Whenever "Personalized" occurs in a line of the material, list that line.

*** Opening Source information ***

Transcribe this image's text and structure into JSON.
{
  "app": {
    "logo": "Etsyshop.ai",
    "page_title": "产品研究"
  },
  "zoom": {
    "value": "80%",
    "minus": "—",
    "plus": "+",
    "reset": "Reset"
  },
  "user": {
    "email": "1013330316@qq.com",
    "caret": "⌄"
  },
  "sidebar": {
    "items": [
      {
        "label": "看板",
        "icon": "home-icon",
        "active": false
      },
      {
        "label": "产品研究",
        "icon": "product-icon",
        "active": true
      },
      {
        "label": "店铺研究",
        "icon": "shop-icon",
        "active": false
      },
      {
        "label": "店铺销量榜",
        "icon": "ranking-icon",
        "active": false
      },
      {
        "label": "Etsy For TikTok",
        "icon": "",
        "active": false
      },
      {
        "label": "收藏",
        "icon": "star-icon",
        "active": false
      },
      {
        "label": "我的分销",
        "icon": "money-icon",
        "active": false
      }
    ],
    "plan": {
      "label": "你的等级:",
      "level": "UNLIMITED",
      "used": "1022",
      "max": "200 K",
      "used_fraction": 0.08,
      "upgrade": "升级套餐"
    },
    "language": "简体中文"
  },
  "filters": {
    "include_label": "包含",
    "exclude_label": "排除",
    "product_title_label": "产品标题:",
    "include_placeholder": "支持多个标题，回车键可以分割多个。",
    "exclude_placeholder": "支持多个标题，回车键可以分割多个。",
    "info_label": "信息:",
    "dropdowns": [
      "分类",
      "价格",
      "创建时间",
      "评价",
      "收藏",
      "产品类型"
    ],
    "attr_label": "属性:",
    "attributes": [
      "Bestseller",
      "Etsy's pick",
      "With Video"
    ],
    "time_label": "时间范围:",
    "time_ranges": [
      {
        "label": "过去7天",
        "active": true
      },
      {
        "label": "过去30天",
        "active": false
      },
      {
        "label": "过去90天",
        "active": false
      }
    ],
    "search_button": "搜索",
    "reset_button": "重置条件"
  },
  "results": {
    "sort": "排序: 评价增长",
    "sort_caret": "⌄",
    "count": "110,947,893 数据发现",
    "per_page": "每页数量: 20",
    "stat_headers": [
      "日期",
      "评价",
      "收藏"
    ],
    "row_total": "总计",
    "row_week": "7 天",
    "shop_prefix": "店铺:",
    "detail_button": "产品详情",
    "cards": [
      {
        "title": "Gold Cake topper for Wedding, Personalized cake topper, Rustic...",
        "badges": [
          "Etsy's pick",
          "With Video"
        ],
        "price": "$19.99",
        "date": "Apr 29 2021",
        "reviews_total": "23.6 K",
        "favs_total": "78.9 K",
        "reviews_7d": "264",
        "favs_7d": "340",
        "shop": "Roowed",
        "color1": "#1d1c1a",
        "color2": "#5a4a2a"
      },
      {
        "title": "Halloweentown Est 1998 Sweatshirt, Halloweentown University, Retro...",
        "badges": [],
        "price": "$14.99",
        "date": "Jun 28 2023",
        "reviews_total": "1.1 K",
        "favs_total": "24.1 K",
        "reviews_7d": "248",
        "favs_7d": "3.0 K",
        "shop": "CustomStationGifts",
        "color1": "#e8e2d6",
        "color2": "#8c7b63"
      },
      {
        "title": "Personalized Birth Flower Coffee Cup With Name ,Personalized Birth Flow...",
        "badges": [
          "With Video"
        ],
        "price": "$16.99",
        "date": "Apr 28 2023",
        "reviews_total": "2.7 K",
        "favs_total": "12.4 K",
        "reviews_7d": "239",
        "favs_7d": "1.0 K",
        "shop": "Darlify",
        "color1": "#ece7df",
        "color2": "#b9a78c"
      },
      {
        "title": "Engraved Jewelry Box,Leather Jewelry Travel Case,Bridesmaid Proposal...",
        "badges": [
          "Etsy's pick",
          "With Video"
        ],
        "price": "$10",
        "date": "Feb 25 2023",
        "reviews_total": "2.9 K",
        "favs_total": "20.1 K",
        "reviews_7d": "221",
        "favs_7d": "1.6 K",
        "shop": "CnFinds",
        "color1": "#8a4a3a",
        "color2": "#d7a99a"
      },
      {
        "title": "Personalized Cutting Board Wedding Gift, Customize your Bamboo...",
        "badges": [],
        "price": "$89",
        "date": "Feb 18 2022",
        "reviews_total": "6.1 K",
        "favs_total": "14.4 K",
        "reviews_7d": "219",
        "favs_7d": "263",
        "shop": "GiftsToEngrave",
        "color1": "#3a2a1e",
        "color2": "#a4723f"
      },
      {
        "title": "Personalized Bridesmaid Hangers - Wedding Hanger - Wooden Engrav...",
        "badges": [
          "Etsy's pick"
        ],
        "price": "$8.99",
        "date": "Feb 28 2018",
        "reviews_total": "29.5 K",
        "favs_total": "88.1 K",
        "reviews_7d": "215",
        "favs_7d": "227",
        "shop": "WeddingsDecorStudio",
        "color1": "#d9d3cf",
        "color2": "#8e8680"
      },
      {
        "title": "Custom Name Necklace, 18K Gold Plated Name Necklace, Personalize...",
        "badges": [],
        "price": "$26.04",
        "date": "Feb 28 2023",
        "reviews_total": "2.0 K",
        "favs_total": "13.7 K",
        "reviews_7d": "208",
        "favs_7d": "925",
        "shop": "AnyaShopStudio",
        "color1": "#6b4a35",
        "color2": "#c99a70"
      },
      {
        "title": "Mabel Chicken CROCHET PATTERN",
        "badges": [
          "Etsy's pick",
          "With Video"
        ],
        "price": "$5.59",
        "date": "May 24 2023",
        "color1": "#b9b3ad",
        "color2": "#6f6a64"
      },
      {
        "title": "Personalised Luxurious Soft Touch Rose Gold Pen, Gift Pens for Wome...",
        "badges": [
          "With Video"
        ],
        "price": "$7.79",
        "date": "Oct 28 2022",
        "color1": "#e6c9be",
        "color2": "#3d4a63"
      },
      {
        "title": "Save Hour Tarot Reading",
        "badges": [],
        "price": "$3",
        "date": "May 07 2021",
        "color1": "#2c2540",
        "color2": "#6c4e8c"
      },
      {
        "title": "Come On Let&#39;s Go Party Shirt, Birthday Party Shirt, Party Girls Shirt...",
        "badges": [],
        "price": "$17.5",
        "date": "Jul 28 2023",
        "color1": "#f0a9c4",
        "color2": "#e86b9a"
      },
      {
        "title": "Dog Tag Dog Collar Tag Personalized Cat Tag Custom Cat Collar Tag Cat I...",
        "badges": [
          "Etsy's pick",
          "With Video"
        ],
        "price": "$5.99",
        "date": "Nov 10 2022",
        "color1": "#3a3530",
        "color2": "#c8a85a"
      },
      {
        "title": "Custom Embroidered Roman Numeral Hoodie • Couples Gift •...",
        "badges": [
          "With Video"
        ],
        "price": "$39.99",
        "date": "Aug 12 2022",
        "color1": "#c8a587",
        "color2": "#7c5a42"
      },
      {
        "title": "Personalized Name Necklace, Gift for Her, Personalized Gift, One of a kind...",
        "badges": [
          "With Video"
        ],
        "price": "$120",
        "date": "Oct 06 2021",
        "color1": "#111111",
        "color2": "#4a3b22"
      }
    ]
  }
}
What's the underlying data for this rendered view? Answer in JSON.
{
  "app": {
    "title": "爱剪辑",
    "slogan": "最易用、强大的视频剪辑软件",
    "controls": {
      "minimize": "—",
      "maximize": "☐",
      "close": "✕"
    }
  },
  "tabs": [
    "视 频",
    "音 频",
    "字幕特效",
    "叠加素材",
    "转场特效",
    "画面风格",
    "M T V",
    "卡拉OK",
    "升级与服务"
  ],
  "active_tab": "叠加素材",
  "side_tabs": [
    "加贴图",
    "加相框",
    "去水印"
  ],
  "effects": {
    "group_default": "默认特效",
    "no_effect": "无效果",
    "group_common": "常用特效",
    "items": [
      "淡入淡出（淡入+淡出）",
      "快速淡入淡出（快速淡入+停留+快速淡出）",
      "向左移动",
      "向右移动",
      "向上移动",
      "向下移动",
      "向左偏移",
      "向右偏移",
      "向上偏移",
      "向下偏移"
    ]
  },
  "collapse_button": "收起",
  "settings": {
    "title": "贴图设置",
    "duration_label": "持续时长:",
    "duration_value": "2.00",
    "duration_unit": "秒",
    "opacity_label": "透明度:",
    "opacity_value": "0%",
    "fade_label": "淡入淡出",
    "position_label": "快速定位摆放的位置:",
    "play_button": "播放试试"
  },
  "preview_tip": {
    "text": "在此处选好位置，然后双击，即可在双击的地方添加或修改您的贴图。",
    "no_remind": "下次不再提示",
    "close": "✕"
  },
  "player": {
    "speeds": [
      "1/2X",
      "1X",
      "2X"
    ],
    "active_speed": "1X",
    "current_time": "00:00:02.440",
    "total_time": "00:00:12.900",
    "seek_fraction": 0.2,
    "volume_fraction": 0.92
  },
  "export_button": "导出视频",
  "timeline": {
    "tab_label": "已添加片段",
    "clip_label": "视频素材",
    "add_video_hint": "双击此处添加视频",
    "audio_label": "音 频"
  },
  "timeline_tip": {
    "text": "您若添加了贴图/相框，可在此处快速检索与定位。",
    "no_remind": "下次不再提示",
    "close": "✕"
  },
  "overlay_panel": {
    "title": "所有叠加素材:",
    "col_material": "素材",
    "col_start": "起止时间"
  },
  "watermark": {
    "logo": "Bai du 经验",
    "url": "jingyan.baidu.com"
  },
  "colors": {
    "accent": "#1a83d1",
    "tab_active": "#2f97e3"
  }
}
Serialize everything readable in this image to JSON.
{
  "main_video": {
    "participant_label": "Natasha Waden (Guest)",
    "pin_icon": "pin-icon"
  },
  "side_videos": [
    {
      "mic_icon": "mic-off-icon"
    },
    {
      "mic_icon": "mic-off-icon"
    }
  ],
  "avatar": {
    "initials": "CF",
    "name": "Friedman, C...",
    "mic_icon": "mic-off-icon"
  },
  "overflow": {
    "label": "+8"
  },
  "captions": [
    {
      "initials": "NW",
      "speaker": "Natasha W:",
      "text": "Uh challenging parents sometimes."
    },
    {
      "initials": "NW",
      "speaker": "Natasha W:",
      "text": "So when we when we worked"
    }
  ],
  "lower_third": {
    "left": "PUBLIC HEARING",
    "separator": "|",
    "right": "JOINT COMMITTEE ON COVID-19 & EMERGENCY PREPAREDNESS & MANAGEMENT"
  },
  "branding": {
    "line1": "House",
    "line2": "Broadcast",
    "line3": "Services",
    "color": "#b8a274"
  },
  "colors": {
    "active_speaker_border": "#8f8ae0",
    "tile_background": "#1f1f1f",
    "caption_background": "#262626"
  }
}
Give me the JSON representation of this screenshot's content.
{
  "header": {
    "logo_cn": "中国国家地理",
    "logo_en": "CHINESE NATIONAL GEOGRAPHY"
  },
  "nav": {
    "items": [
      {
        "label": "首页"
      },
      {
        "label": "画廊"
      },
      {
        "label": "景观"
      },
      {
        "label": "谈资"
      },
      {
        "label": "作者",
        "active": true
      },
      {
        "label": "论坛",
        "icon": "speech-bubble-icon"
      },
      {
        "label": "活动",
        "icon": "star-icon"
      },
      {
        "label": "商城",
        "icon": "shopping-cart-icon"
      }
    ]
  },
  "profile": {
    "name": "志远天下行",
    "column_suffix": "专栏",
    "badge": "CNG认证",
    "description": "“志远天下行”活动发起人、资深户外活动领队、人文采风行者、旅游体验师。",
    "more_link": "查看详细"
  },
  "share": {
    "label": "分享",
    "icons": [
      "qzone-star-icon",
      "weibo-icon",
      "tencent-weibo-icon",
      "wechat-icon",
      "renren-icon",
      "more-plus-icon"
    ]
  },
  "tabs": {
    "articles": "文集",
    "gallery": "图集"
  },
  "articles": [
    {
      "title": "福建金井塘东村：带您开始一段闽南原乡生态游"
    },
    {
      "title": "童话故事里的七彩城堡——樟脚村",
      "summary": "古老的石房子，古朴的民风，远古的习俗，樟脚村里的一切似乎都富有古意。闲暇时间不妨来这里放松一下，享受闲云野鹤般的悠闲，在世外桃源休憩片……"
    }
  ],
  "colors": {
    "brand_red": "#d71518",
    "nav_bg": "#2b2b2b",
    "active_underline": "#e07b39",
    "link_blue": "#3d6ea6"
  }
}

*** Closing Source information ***

• Solution to the exercise:
        "title": "Gold Cake topper for Wedding, Personalized cake topper, Rustic...",
        "title": "Personalized Birth Flower Coffee Cup With Name ,Personalized Birth Flow...",
        "title": "Personalized Cutting Board Wedding Gift, Customize your Bamboo...",
        "title": "Personalized Bridesmaid Hangers - Wedding Hanger - Wooden Engrav...",
        "title": "Dog Tag Dog Collar Tag Personalized Cat Tag Custom Cat Collar Tag Cat I...",
        "title": "Personalized Name Necklace, Gift for Her, Personalized Gift, One of a kind...",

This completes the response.